• Assignment
Restate the records so that not a single word differs.

━━ Raw data

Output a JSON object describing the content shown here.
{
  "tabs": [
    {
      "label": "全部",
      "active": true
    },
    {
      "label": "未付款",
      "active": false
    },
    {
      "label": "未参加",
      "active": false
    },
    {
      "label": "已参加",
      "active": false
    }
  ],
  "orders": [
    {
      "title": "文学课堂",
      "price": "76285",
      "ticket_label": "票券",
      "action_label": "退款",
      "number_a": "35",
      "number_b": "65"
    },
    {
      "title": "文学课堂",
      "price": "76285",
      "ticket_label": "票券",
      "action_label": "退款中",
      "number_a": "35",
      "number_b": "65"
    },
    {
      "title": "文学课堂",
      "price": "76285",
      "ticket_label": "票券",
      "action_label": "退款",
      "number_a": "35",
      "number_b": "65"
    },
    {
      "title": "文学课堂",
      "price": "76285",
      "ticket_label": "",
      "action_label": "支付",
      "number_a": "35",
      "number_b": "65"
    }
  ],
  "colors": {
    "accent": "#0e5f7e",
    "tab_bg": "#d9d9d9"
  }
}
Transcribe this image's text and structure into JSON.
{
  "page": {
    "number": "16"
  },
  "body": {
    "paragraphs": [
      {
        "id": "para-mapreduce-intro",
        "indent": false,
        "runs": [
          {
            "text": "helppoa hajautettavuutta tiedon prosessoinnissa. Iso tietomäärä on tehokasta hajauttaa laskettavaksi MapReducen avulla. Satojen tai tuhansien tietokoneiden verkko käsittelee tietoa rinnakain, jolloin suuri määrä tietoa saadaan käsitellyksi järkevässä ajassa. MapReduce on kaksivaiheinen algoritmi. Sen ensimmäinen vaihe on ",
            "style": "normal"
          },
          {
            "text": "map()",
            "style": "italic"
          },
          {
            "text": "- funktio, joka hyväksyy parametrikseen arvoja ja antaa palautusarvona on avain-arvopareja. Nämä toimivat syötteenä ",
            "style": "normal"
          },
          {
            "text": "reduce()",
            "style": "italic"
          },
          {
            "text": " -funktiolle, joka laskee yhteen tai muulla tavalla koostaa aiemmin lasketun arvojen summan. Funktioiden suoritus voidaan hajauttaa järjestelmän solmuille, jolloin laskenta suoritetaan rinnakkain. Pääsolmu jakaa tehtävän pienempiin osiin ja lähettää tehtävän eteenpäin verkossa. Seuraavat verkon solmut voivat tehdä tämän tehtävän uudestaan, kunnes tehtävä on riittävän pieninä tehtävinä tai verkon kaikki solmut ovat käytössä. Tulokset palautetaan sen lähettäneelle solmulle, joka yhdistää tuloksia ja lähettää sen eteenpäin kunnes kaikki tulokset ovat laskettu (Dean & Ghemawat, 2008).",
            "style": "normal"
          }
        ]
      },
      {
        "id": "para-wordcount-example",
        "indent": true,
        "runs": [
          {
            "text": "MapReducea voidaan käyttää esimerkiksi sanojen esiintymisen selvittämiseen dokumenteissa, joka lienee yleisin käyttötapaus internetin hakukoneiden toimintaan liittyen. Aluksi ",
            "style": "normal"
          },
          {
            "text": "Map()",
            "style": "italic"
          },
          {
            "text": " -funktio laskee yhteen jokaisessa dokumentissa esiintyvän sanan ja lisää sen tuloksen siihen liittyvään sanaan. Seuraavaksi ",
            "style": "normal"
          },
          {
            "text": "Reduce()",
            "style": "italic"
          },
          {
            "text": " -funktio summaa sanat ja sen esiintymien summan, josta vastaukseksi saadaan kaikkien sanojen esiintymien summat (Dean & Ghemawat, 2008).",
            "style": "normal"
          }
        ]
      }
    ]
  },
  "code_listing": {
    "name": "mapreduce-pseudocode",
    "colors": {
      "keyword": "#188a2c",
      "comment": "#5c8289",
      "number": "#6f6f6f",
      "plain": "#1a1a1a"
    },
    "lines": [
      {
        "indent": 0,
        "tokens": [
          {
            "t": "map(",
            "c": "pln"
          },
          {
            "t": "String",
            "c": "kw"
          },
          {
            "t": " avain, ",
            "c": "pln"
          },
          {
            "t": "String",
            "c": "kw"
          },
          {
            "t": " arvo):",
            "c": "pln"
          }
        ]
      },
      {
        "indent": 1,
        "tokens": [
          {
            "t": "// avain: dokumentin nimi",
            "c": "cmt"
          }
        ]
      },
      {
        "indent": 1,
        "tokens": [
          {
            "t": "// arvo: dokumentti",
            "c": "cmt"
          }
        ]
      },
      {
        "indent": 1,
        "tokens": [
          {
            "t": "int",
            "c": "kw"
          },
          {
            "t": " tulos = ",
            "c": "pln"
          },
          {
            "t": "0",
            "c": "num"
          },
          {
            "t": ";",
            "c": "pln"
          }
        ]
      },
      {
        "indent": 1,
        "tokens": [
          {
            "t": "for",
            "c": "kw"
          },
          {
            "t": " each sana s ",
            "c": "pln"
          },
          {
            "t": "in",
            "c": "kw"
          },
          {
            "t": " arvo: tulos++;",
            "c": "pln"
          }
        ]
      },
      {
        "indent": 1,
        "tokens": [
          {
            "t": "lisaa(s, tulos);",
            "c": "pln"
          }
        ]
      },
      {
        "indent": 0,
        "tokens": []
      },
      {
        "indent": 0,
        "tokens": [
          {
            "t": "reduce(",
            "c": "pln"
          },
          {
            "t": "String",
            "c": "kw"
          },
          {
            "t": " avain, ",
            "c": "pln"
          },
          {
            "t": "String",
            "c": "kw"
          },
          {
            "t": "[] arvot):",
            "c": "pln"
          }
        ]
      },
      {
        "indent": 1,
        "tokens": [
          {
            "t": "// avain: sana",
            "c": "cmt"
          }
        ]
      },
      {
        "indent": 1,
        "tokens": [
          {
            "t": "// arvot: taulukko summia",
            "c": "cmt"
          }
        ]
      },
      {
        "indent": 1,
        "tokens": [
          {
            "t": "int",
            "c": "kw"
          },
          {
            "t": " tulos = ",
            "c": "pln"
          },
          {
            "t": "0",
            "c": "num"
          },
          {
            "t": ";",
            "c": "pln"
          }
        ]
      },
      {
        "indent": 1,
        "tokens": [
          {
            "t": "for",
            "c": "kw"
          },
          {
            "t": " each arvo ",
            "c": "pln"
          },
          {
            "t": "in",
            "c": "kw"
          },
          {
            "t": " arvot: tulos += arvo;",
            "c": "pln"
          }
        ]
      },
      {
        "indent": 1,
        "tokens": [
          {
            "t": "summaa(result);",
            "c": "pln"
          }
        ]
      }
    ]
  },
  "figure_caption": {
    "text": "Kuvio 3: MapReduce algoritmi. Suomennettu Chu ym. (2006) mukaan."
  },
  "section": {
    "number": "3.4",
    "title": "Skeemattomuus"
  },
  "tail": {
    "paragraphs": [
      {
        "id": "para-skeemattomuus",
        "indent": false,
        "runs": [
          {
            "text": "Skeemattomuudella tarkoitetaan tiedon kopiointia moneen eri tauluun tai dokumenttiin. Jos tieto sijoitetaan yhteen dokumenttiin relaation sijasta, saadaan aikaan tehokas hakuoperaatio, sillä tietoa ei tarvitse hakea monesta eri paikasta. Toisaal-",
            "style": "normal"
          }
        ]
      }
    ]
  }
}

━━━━

• Solution to this problem
Output a JSON object describing the content shown here.
{
  "tabs": [
    {
      "label": "全部",
      "active": true
    },
    {
      "label": "未付款",
      "active": false
    },
    {
      "label": "未参加",
      "active": false
    },
    {
      "label": "已参加",
      "active": false
    }
  ],
  "orders": [
    {
      "title": "文学课堂",
      "price": "76285",
      "ticket_label": "票券",
      "action_label": "退款",
      "number_a": "35",
      "number_b": "65"
    },
    {
      "title": "文学课堂",
      "price": "76285",
      "ticket_label": "票券",
      "action_label": "退款中",
      "number_a": "35",
      "number_b": "65"
    },
    {
      "title": "文学课堂",
      "price": "76285",
      "ticket_label": "票券",
      "action_label": "退款",
      "number_a": "35",
      "number_b": "65"
    },
    {
      "title": "文学课堂",
      "price": "76285",
      "ticket_label": "",
      "action_label": "支付",
      "number_a": "35",
      "number_b": "65"
    }
  ],
  "colors": {
    "accent": "#0e5f7e",
    "tab_bg": "#d9d9d9"
  }
}
Transcribe this image's text and structure into JSON.
{
  "page": {
    "number": "16"
  },
  "body": {
    "paragraphs": [
      {
        "id": "para-mapreduce-intro",
        "indent": false,
        "runs": [
          {
            "text": "helppoa hajautettavuutta tiedon prosessoinnissa. Iso tietomäärä on tehokasta hajauttaa laskettavaksi MapReducen avulla. Satojen tai tuhansien tietokoneiden verkko käsittelee tietoa rinnakain, jolloin suuri määrä tietoa saadaan käsitellyksi järkevässä ajassa. MapReduce on kaksivaiheinen algoritmi. Sen ensimmäinen vaihe on ",
            "style": "normal"
          },
          {
            "text": "map()",
            "style": "italic"
          },
          {
            "text": "- funktio, joka hyväksyy parametrikseen arvoja ja antaa palautusarvona on avain-arvopareja. Nämä toimivat syötteenä ",
            "style": "normal"
          },
          {
            "text": "reduce()",
            "style": "italic"
          },
          {
            "text": " -funktiolle, joka laskee yhteen tai muulla tavalla koostaa aiemmin lasketun arvojen summan. Funktioiden suoritus voidaan hajauttaa järjestelmän solmuille, jolloin laskenta suoritetaan rinnakkain. Pääsolmu jakaa tehtävän pienempiin osiin ja lähettää tehtävän eteenpäin verkossa. Seuraavat verkon solmut voivat tehdä tämän tehtävän uudestaan, kunnes tehtävä on riittävän pieninä tehtävinä tai verkon kaikki solmut ovat käytössä. Tulokset palautetaan sen lähettäneelle solmulle, joka yhdistää tuloksia ja lähettää sen eteenpäin kunnes kaikki tulokset ovat laskettu (Dean & Ghemawat, 2008).",
            "style": "normal"
          }
        ]
      },
      {
        "id": "para-wordcount-example",
        "indent": true,
        "runs": [
          {
            "text": "MapReducea voidaan käyttää esimerkiksi sanojen esiintymisen selvittämiseen dokumenteissa, joka lienee yleisin käyttötapaus internetin hakukoneiden toimintaan liittyen. Aluksi ",
            "style": "normal"
          },
          {
            "text": "Map()",
            "style": "italic"
          },
          {
            "text": " -funktio laskee yhteen jokaisessa dokumentissa esiintyvän sanan ja lisää sen tuloksen siihen liittyvään sanaan. Seuraavaksi ",
            "style": "normal"
          },
          {
            "text": "Reduce()",
            "style": "italic"
          },
          {
            "text": " -funktio summaa sanat ja sen esiintymien summan, josta vastaukseksi saadaan kaikkien sanojen esiintymien summat (Dean & Ghemawat, 2008).",
            "style": "normal"
          }
        ]
      }
    ]
  },
  "code_listing": {
    "name": "mapreduce-pseudocode",
    "colors": {
      "keyword": "#188a2c",
      "comment": "#5c8289",
      "number": "#6f6f6f",
      "plain": "#1a1a1a"
    },
    "lines": [
      {
        "indent": 0,
        "tokens": [
          {
            "t": "map(",
            "c": "pln"
          },
          {
            "t": "String",
            "c": "kw"
          },
          {
            "t": " avain, ",
            "c": "pln"
          },
          {
            "t": "String",
            "c": "kw"
          },
          {
            "t": " arvo):",
            "c": "pln"
          }
        ]
      },
      {
        "indent": 1,
        "tokens": [
          {
            "t": "// avain: dokumentin nimi",
            "c": "cmt"
          }
        ]
      },
      {
        "indent": 1,
        "tokens": [
          {
            "t": "// arvo: dokumentti",
            "c": "cmt"
          }
        ]
      },
      {
        "indent": 1,
        "tokens": [
          {
            "t": "int",
            "c": "kw"
          },
          {
            "t": " tulos = ",
            "c": "pln"
          },
          {
            "t": "0",
            "c": "num"
          },
          {
            "t": ";",
            "c": "pln"
          }
        ]
      },
      {
        "indent": 1,
        "tokens": [
          {
            "t": "for",
            "c": "kw"
          },
          {
            "t": " each sana s ",
            "c": "pln"
          },
          {
            "t": "in",
            "c": "kw"
          },
          {
            "t": " arvo: tulos++;",
            "c": "pln"
          }
        ]
      },
      {
        "indent": 1,
        "tokens": [
          {
            "t": "lisaa(s, tulos);",
            "c": "pln"
          }
        ]
      },
      {
        "indent": 0,
        "tokens": []
      },
      {
        "indent": 0,
        "tokens": [
          {
            "t": "reduce(",
            "c": "pln"
          },
          {
            "t": "String",
            "c": "kw"
          },
          {
            "t": " avain, ",
            "c": "pln"
          },
          {
            "t": "String",
            "c": "kw"
          },
          {
            "t": "[] arvot):",
            "c": "pln"
          }
        ]
      },
      {
        "indent": 1,
        "tokens": [
          {
            "t": "// avain: sana",
            "c": "cmt"
          }
        ]
      },
      {
        "indent": 1,
        "tokens": [
          {
            "t": "// arvot: taulukko summia",
            "c": "cmt"
          }
        ]
      },
      {
        "indent": 1,
        "tokens": [
          {
            "t": "int",
            "c": "kw"
          },
          {
            "t": " tulos = ",
            "c": "pln"
          },
          {
            "t": "0",
            "c": "num"
          },
          {
            "t": ";",
            "c": "pln"
          }
        ]
      },
      {
        "indent": 1,
        "tokens": [
          {
            "t": "for",
            "c": "kw"
          },
          {
            "t": " each arvo ",
            "c": "pln"
          },
          {
            "t": "in",
            "c": "kw"
          },
          {
            "t": " arvot: tulos += arvo;",
            "c": "pln"
          }
        ]
      },
      {
        "indent": 1,
        "tokens": [
          {
            "t": "summaa(result);",
            "c": "pln"
          }
        ]
      }
    ]
  },
  "figure_caption": {
    "text": "Kuvio 3: MapReduce algoritmi. Suomennettu Chu ym. (2006) mukaan."
  },
  "section": {
    "number": "3.4",
    "title": "Skeemattomuus"
  },
  "tail": {
    "paragraphs": [
      {
        "id": "para-skeemattomuus",
        "indent": false,
        "runs": [
          {
            "text": "Skeemattomuudella tarkoitetaan tiedon kopiointia moneen eri tauluun tai dokumenttiin. Jos tieto sijoitetaan yhteen dokumenttiin relaation sijasta, saadaan aikaan tehokas hakuoperaatio, sillä tietoa ei tarvitse hakea monesta eri paikasta. Toisaal-",
            "style": "normal"
          }
        ]
      }
    ]
  }
}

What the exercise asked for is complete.